Competition Recap and 2016-2017 Goals
After a year of hard work the UCSD AUVSI team went to Maryland with our backup plane to compete and to show off the work we accomplished during the school year. The competition pits 30 schools from around the world During the mission demonstration we were able to fly and complete image reconnaissance. Even when losing GPS lock during flight we were able to continue flying and complete the mission. The flight was a good learning experience on what we need to do in the future to be able to adapt to different mission configurations such as very large obstacles.
Overall we ended up placing 11th out of the 50 teams who were accepted and the 25 who attended. The strongest component of our score was our 3rd place technical paper.
To learn more about the competition visit the competition website
Coming into the 2016–2017 school year we are excited to improve on our previous results and have a strong base to build upon.
We have already begun manufacturing of a new composite plane that should be ready for flight testing by the end of the 2016. In addition to the body of the aircraft, the team is tasked with designing several interior components necessary for the competition, this includes: a gimbal, a launcher, and a water bottle dropper. Besides manufacturing multiple carbon fiber airplanes for this years competition and flight testing, the airframe team is attempting to design a next generation aircraft that utilizes VTOL.

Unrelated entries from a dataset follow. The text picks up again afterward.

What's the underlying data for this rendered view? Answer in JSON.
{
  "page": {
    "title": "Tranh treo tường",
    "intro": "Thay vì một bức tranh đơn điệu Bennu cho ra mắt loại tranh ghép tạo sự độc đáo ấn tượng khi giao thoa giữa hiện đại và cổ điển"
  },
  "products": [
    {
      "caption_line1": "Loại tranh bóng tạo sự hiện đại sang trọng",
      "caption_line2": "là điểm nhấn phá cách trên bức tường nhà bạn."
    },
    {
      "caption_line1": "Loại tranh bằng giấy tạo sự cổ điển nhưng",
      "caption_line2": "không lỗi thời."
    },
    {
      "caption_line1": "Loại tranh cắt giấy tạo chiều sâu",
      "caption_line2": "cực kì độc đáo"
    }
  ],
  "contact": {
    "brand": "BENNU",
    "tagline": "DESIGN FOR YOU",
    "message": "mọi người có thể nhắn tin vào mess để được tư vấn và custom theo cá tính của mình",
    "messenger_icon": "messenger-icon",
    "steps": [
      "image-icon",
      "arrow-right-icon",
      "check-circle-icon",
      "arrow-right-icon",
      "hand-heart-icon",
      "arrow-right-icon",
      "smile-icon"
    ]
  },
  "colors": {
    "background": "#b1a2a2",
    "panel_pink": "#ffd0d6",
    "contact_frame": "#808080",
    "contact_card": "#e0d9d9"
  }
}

The Embedded team is working on improving the connectivity and radio system to integrate it seamlessly into the new composite air frame. A new on board power system design will vastly streamline our flight testing processes. It will also integrate with the on board computer for better remote configuration and autonomous operation. Further autonomy will be achieved through autonomous takeoff via a launcher and autonomous landing made possible by more precise sensors.
The Software team is working on building a web based ground control station that will allow us to have full control over the exact functionality that is needed for the SUAS competition. We are redesigning our dynamic path planning system to be distributed and utilize algorithms from recent research papers. Our computer vision system is being iterated on as we continue to incorporate more deep learning into the pipeline.
We have already started flight testing using our backup flight platform.
Building a new airplane and tackling challenging problems such as automatic landing, dynamic path planning, and robust computer vision will lead to a packed year of challenges. It is great to see a group of students with diverse backgrounds ranging from Computer Science and Electrical Engineering to Structural and Aerospace Engineering and even Physics work together towards a common goal. We plan to use this blog to document our progress and dive deeper into some of the technical challenges different groups are working on.